One of the fatal mistakes of any young keeper as they develop is the mastery of critical technique around catching a ball. For some young keepers they just have it natural, for others, it is certainly easily learned with practice. For all of us, we must remember the technique in not only how we catch a ball but more importantly with what part of our hands we attempt to control a shot.
When catching a ball we always seek to catch first, or lead, with our fingertips. The mere sound of a keeper catching a ball with their fingertips is a stark contrast to a keeper who leads with their palms. When working on simple catching drills all you need to do is keep your ears open when catching a ball. The loud slapping noise you hear means that you are catching the ball primarily with the palms. As you age up or hit higher developmental levels this technique will likely begin to fail you as the speed of play increases.
Yet, if you are catching with the fingertips you should seek to get to a place of near silence in the catching technique. A keeper using their fingertips to catch a ball is about as sweet of a sound as there is on the pitch. Catching with the fingertips is all about complete control and with practice should be something worth developing.
2. Use Your VOICE
One of the most critical aspects of any soccer player is their voice. Though, we may argue that as keepers it is essential to not only your success in goal but also your ability to progress developmentally throughout your career. In other , osts we will dive deeper into the key points of communication in net but we will highlight a few here.
As keepers we are the quarterbacks of our squad, we see the entire pitch from the most comprehensive perspective. Your ability to appropriately organize and instruct the men or women in front of you will be the difference between winning and losing, picking a ball up for a goal kick or picking it up out of the net. Here are a few keys to communicating as a keeper:
- Be Clear: Reinforce your demands in every training session so your players are ready during match play
- Be Concise: Simple communication and the use of single words where applicable is best. While others are making active decisions, a player cannot decode complicated instructions in the moment. Simple, concise communication always results in better understanding between a keeper and his mates.
- Be Demanding: Now there are many words that describe keepers but the last one you want beside your name in the locker room is NICE. Let’s face it, soccer is an emotional game full of controlled chaos. Instead of asking politely in the 90th minute it may be better to take a more direct approach. Remember, you’re the quarterback, you call the plays!

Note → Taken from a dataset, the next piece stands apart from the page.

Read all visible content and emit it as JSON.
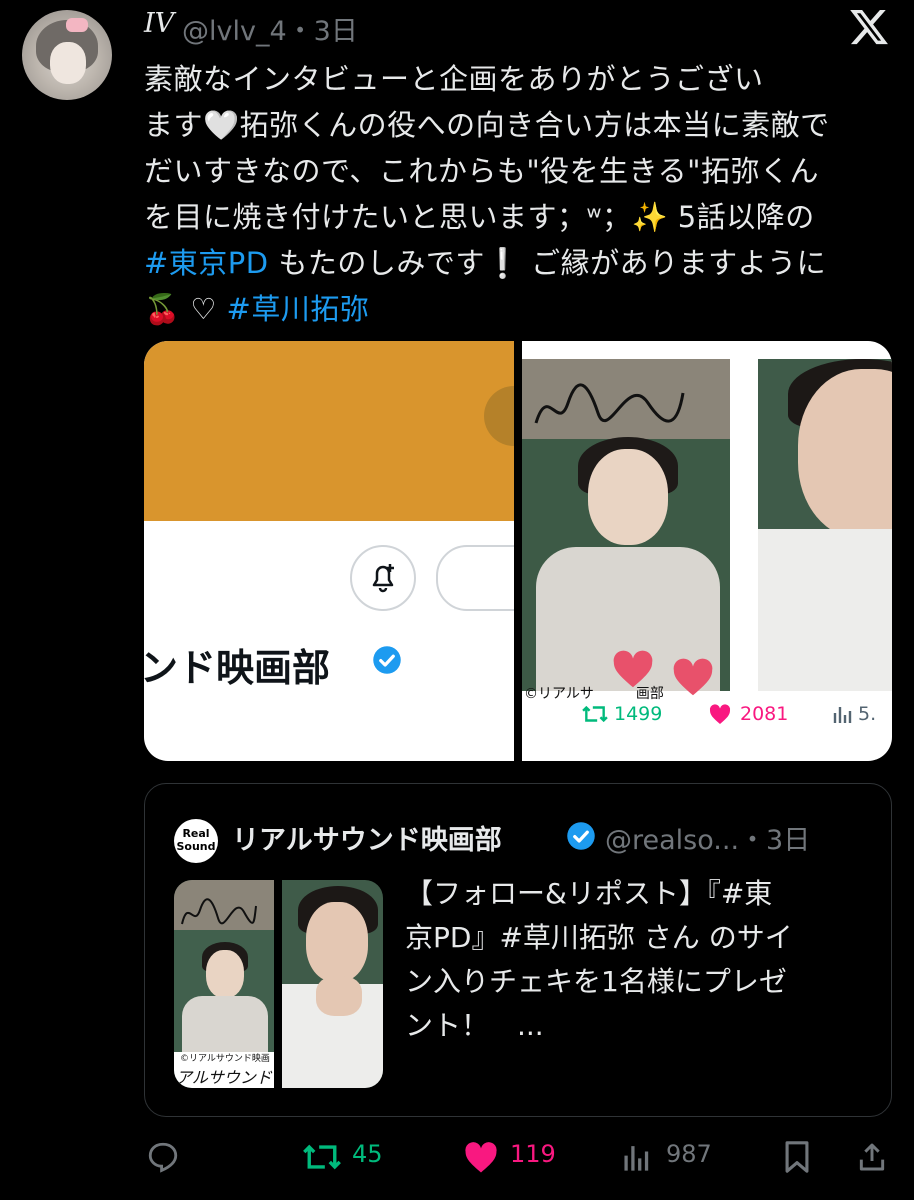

3. Sound Footwork
The hidden gem of great goalkeepers lies in their ability to navigate their area. In nearly every training session across the globe keepers are indirectly working on their footwork. Learning the technique around moving from point A to point B in between your posts will determine the extent of your career. A step wrong and you’re too slow to react. A step left instead of right, your balance is off, and the save unlikely.
Remember, when working on even the simplest of drills to the most complex tactical creations of your coaches, sound footwork will be what makes or breaks your ability to consistently stop shots. We always encourage our keepers to emphasize speed and agility movements in the off-season as this is one way to really increase your balance and mobility. As keepers we must remain agile enough to make split second decision that hurl our bodies across the 6-yard box at a moments notice. Proper footwork will always give you the best chance at making the save. Footwork is the difference between raising the trophy or packing it up for the off-season without silverware.

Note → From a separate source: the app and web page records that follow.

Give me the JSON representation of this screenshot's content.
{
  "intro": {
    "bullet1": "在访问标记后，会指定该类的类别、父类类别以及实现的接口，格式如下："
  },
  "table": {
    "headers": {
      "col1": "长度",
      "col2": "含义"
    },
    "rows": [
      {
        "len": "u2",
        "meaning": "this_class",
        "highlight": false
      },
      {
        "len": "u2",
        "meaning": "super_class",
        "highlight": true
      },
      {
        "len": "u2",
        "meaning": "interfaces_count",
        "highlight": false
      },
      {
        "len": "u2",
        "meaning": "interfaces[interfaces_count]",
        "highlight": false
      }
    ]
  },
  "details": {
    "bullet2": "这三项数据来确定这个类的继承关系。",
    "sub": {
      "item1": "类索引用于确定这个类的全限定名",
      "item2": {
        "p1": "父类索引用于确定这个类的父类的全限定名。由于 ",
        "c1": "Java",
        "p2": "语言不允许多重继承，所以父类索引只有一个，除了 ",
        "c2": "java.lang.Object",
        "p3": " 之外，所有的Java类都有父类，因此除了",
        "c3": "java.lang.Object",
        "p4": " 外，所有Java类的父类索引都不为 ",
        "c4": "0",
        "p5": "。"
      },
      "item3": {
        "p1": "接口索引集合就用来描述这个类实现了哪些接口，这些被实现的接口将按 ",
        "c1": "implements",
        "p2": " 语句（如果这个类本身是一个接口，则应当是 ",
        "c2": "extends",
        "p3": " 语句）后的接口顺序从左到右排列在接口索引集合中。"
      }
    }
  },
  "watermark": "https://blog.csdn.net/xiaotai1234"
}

4. Protect yourself
Technique, technique, technique, we can’t say it enough! One of the best ways to ensure your survival and longevity in this position is in how you protect yourself as a keeper. Now there are many factors that go into protecting your body all the way down to nutrition. Here we’re talking technique while making saves. In other posts we will breakdown some of these scenarios, but to address a critical one for keepers of all ages is the high ball.
We’ve all seen it on TV or even out on the fields, a keeper rises up for a cross and gets clattered into by an unaware striker or even worse unaware teammate. There are two ways this usually ends for the one wearing gloves, pain or pride. When going up for a high ball it is critical that you protect yourself with your knee. As we train keepers of all ages we encourage them first to get used to getting at least one knee up to protect themselves. As keeper’s progress though we can actually break it down even further. For our more advanced keepers we want you to raise the knee closest to an incoming impact.
Let us be clear, we do acknowledge and recognize that this isn’t always going to make the situation more fun when surrounded by 6 players fighting to put their head, chest, body on a crossed ball in the last minute of a game. BUT, we will say that if you can manage to get a knee up you at least stand a much better chance of walking away with more pride, less pain, and the ball in your arms!
One of the more advanced aspects of goalkeeping comes in a player’s ability to be aware of their surroundings at all times. This can be as complex as the tactical scenarios they or their teammates are facing, the location of opponents on a corner kick, setting up a wall to defend a free kick, and even distribution when countering. No matter what the situation a keeper’s awareness can make or break their decision making. Keep your head on a swivel, see the entire pitch, and to make your life even easier, communicate what you see to others on your team. As the quarterback of the field you have the distinct advantage of perspective, never forget the fact that keepers can see the entire pitch and therefore should use this to their advantage when instructing the players in front of you!